The budget or income of consumers matters tremendously. Think back to our Beyonce example. Part of the reason you may be unwilling to spend $5,000 on a concert ticket is that $5,000 is a lot of money. You need the money for other things. The more income you have, however, the more affordable a $5,000 ticket becomes. A Beyonce fan who’s a millionaire may easily dish out tens of thousands of dollars for $5,000 tickets.
In general, demand rises as consumer incomes increase and falls when consumer incomes decrease. Economists call goods that fit this pattern “normal goods.” There is, however, an exception to this rule.
For a class of goods and services known as “inferior goods,” the relationship between income and demand is an inverse relationship. An example of this is cheap foods like instant noodles. You buy instant noodles because they are cheap, but as your income decreases, your demand decreases as you switch to more expensive alternatives like unprocessed ingredients or fresh noodles served at a restaurant.
Economists distinguish between inferior goods and normal goods to highlight the fact that for
2. The Price of Related Goods and Services
Another determinant of demand is the price of related goods and services, of which there are two types: substitutes and complements.
Substitute goods are products that can be bought in place of another. For example, you may be willing to substitute Häagen-Dazs ice cream with Otter Pops popsicles.
A complementary good is a good or service that is often purchased together with another. Think pasta and pasta sauce or ketchup and mustard.
An increase in the price of a substitute will increase demand for a product. For example, if you are somewhat indifferent between Häagen-Dazs and Otter Pops, if the cost of Otter Pops increases, you’ll likely buy more Häagen-Dazs. The opposite is also true. A decrease in the price of a substitute will decrease demand. All else being equal, if the price of Otter Pops drops, you’ll likely demand less Häagen-Dazs.
The price of a complement is inversely related to demand. All else being equal, you’ll likely buy more pasta if pasta sauce prices decrease. If the price of pasta sauce increases, your demand for pasta decreases.
3. Tastes and Preferences of Consumers
The tastes and preferences are the most fundamental determinants of demand. The more popular a good is, the higher the demand for it. When a good or service loses popularity, demand falls.
4. Consumer Expectations of When Prices Will Rise or Fall
Demand also depends on what buyers think will happen in the future. Imagine you want to buy a new gaming console and are just weeks away from Black Friday. Would you buy the console now or wait for it to go on sale?
Demand in the present falls if consumers believe prices will be lower in the future. Likewise, demand in the present increases if consumers believe that future prices will be higher.
5. Demographics and Market Size
The final determinant of demand is the number of consumers in the market. A nice one-bedroom Airbnb listed in Manhattan will have higher demand than if it were listed in upstate New York. This is, in part, because there are more people looking for Airbnbs in Manhattan. When the number of buyers increases, demand increases.
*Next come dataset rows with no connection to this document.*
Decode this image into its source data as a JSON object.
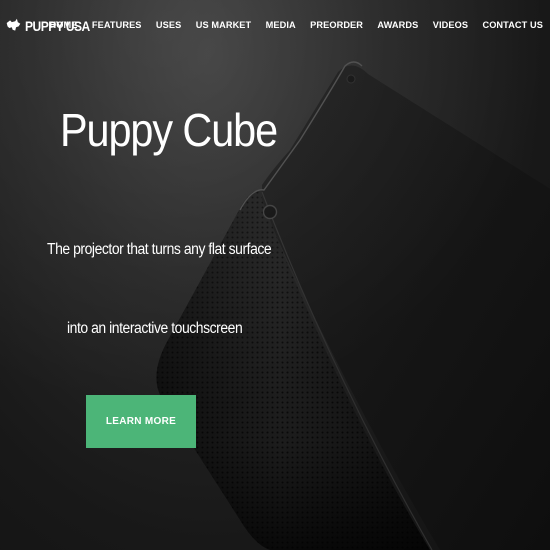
{
  "brand": {
    "name": "PUPPY USA",
    "logo_icon": "puppy-silhouette-icon"
  },
  "nav": {
    "items": [
      "HOME",
      "FEATURES",
      "USES",
      "US MARKET",
      "MEDIA",
      "PREORDER",
      "AWARDS",
      "VIDEOS",
      "CONTACT US"
    ]
  },
  "hero": {
    "title": "Puppy Cube",
    "subtitle_line1": "The projector that turns any flat surface",
    "subtitle_line2": "into an interactive touchscreen",
    "cta_label": "LEARN MORE"
  },
  "colors": {
    "background": "#1a1a1a",
    "cta": "#4cb578",
    "text": "#ffffff"
  }
}
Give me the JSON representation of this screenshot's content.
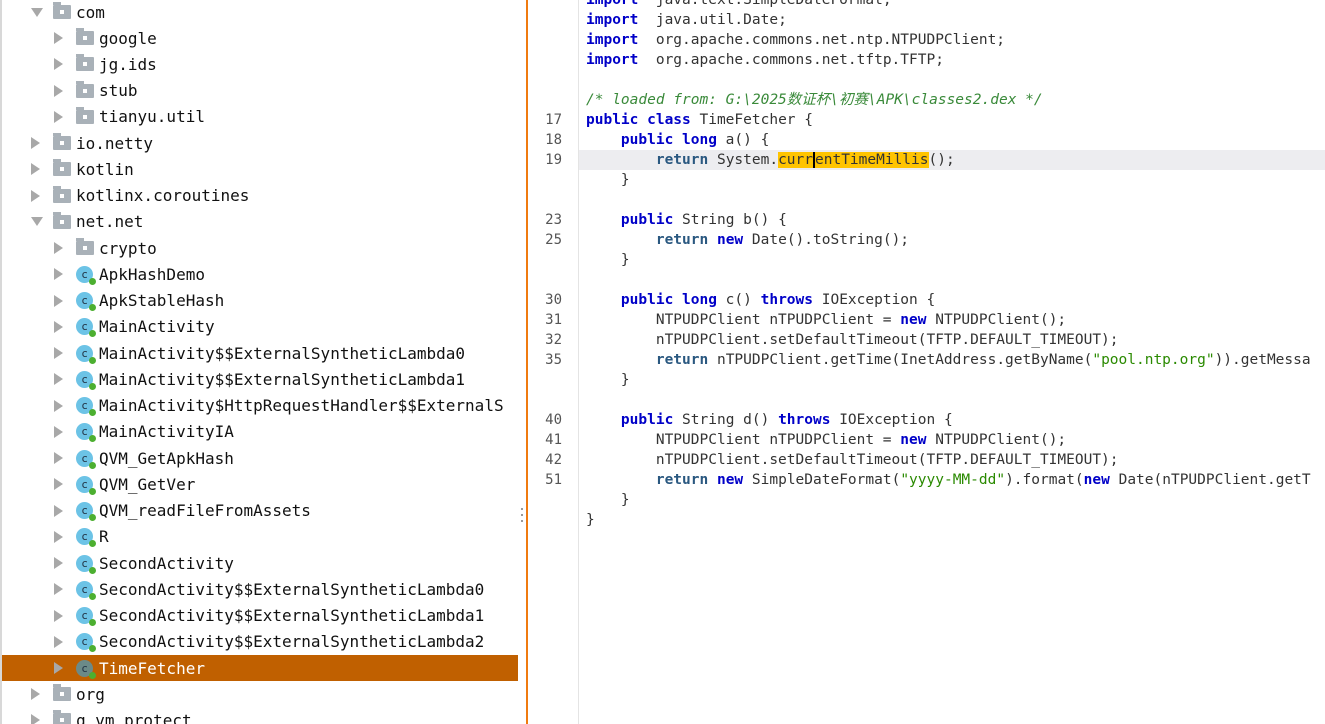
{
  "tree": [
    {
      "label": "com",
      "kind": "folder",
      "depth": 0,
      "open": true
    },
    {
      "label": "google",
      "kind": "folder",
      "depth": 1
    },
    {
      "label": "jg.ids",
      "kind": "folder",
      "depth": 1
    },
    {
      "label": "stub",
      "kind": "folder",
      "depth": 1
    },
    {
      "label": "tianyu.util",
      "kind": "folder",
      "depth": 1
    },
    {
      "label": "io.netty",
      "kind": "folder",
      "depth": 0
    },
    {
      "label": "kotlin",
      "kind": "folder",
      "depth": 0
    },
    {
      "label": "kotlinx.coroutines",
      "kind": "folder",
      "depth": 0
    },
    {
      "label": "net.net",
      "kind": "folder",
      "depth": 0,
      "open": true
    },
    {
      "label": "crypto",
      "kind": "folder",
      "depth": 1
    },
    {
      "label": "ApkHashDemo",
      "kind": "class",
      "depth": 1
    },
    {
      "label": "ApkStableHash",
      "kind": "class",
      "depth": 1
    },
    {
      "label": "MainActivity",
      "kind": "class",
      "depth": 1
    },
    {
      "label": "MainActivity$$ExternalSyntheticLambda0",
      "kind": "class",
      "depth": 1
    },
    {
      "label": "MainActivity$$ExternalSyntheticLambda1",
      "kind": "class",
      "depth": 1
    },
    {
      "label": "MainActivity$HttpRequestHandler$$ExternalS",
      "kind": "class",
      "depth": 1
    },
    {
      "label": "MainActivityIA",
      "kind": "class",
      "depth": 1
    },
    {
      "label": "QVM_GetApkHash",
      "kind": "class",
      "depth": 1
    },
    {
      "label": "QVM_GetVer",
      "kind": "class",
      "depth": 1
    },
    {
      "label": "QVM_readFileFromAssets",
      "kind": "class",
      "depth": 1
    },
    {
      "label": "R",
      "kind": "class",
      "depth": 1
    },
    {
      "label": "SecondActivity",
      "kind": "class",
      "depth": 1
    },
    {
      "label": "SecondActivity$$ExternalSyntheticLambda0",
      "kind": "class",
      "depth": 1
    },
    {
      "label": "SecondActivity$$ExternalSyntheticLambda1",
      "kind": "class",
      "depth": 1
    },
    {
      "label": "SecondActivity$$ExternalSyntheticLambda2",
      "kind": "class",
      "depth": 1
    },
    {
      "label": "TimeFetcher",
      "kind": "class",
      "depth": 1,
      "selected": true
    },
    {
      "label": "org",
      "kind": "folder",
      "depth": 0
    },
    {
      "label": "q_vm_protect",
      "kind": "folder",
      "depth": 0
    }
  ],
  "code": [
    {
      "n": "",
      "t": [
        [
          "kw",
          "import"
        ],
        [
          "",
          "  java.text.SimpleDateFormat;"
        ]
      ]
    },
    {
      "n": "",
      "t": [
        [
          "kw",
          "import"
        ],
        [
          "",
          "  java.util.Date;"
        ]
      ]
    },
    {
      "n": "",
      "t": [
        [
          "kw",
          "import"
        ],
        [
          "",
          "  org.apache.commons.net.ntp.NTPUDPClient;"
        ]
      ]
    },
    {
      "n": "",
      "t": [
        [
          "kw",
          "import"
        ],
        [
          "",
          "  org.apache.commons.net.tftp.TFTP;"
        ]
      ]
    },
    {
      "n": "",
      "t": []
    },
    {
      "n": "",
      "t": [
        [
          "cmt",
          "/* loaded from: G:\\2025数证杯\\初赛\\APK\\classes2.dex */"
        ]
      ]
    },
    {
      "n": "17",
      "t": [
        [
          "kw",
          "public class"
        ],
        [
          "",
          " TimeFetcher {"
        ]
      ]
    },
    {
      "n": "18",
      "t": [
        [
          "",
          "    "
        ],
        [
          "kw",
          "public long"
        ],
        [
          "",
          " a() {"
        ]
      ]
    },
    {
      "n": "19",
      "cur": true,
      "t": [
        [
          "",
          "        "
        ],
        [
          "ret",
          "return"
        ],
        [
          "",
          " System."
        ],
        [
          "hl",
          "curr"
        ],
        [
          "hl caret",
          "entTimeMillis"
        ],
        [
          "",
          "();"
        ]
      ]
    },
    {
      "n": "",
      "t": [
        [
          "",
          "    }"
        ]
      ]
    },
    {
      "n": "",
      "t": []
    },
    {
      "n": "23",
      "t": [
        [
          "",
          "    "
        ],
        [
          "kw",
          "public"
        ],
        [
          "",
          " String b() {"
        ]
      ]
    },
    {
      "n": "25",
      "t": [
        [
          "",
          "        "
        ],
        [
          "ret",
          "return"
        ],
        [
          "",
          " "
        ],
        [
          "kw",
          "new"
        ],
        [
          "",
          " Date().toString();"
        ]
      ]
    },
    {
      "n": "",
      "t": [
        [
          "",
          "    }"
        ]
      ]
    },
    {
      "n": "",
      "t": []
    },
    {
      "n": "30",
      "t": [
        [
          "",
          "    "
        ],
        [
          "kw",
          "public long"
        ],
        [
          "",
          " c() "
        ],
        [
          "kw",
          "throws"
        ],
        [
          "",
          " IOException {"
        ]
      ]
    },
    {
      "n": "31",
      "t": [
        [
          "",
          "        NTPUDPClient nTPUDPClient = "
        ],
        [
          "kw",
          "new"
        ],
        [
          "",
          " NTPUDPClient();"
        ]
      ]
    },
    {
      "n": "32",
      "t": [
        [
          "",
          "        nTPUDPClient.setDefaultTimeout(TFTP.DEFAULT_TIMEOUT);"
        ]
      ]
    },
    {
      "n": "35",
      "t": [
        [
          "",
          "        "
        ],
        [
          "ret",
          "return"
        ],
        [
          "",
          " nTPUDPClient.getTime(InetAddress.getByName("
        ],
        [
          "str",
          "\"pool.ntp.org\""
        ],
        [
          "",
          ")).getMessa"
        ]
      ]
    },
    {
      "n": "",
      "t": [
        [
          "",
          "    }"
        ]
      ]
    },
    {
      "n": "",
      "t": []
    },
    {
      "n": "40",
      "t": [
        [
          "",
          "    "
        ],
        [
          "kw",
          "public"
        ],
        [
          "",
          " String d() "
        ],
        [
          "kw",
          "throws"
        ],
        [
          "",
          " IOException {"
        ]
      ]
    },
    {
      "n": "41",
      "t": [
        [
          "",
          "        NTPUDPClient nTPUDPClient = "
        ],
        [
          "kw",
          "new"
        ],
        [
          "",
          " NTPUDPClient();"
        ]
      ]
    },
    {
      "n": "42",
      "t": [
        [
          "",
          "        nTPUDPClient.setDefaultTimeout(TFTP.DEFAULT_TIMEOUT);"
        ]
      ]
    },
    {
      "n": "51",
      "t": [
        [
          "",
          "        "
        ],
        [
          "ret",
          "return"
        ],
        [
          "",
          " "
        ],
        [
          "kw",
          "new"
        ],
        [
          "",
          " SimpleDateFormat("
        ],
        [
          "str",
          "\"yyyy-MM-dd\""
        ],
        [
          "",
          ").format("
        ],
        [
          "kw",
          "new"
        ],
        [
          "",
          " Date(nTPUDPClient.getT"
        ]
      ]
    },
    {
      "n": "",
      "t": [
        [
          "",
          "    }"
        ]
      ]
    },
    {
      "n": "",
      "t": [
        [
          "",
          "}"
        ]
      ]
    }
  ]
}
When the number of buyers falls, demand decreases.
How To Show Changes in Demand on a Demand Curve
Now that you know what factors influence demand, we’ll end this article by showing you how changes in demand can be shown on a demand curve.
Price and Movements Along a Fixed Demand Curve
If the determinants of demand remain unchanged, but the market price changes, we show the impact on buyers as a movement along a fixed demand curve.
When the price increases, there is a movement up and to the left along the demand curve. Following the law of demand, this movement shows the quantity demanded falling as the price increases.
When the price decreases, there is a movement down and to the right along the demand curve. Following the law of demand, this movement shows the quantity demanded increasing as the price decreases.
Understanding demand is central to understanding economics. In this article, we looked at the relationship between price and quantity demanded and the five determinants of demand that can shift the entire demand curve. Now that you understand how the demand side of the economy works, you’re ready to explore the flip side of markets—supply!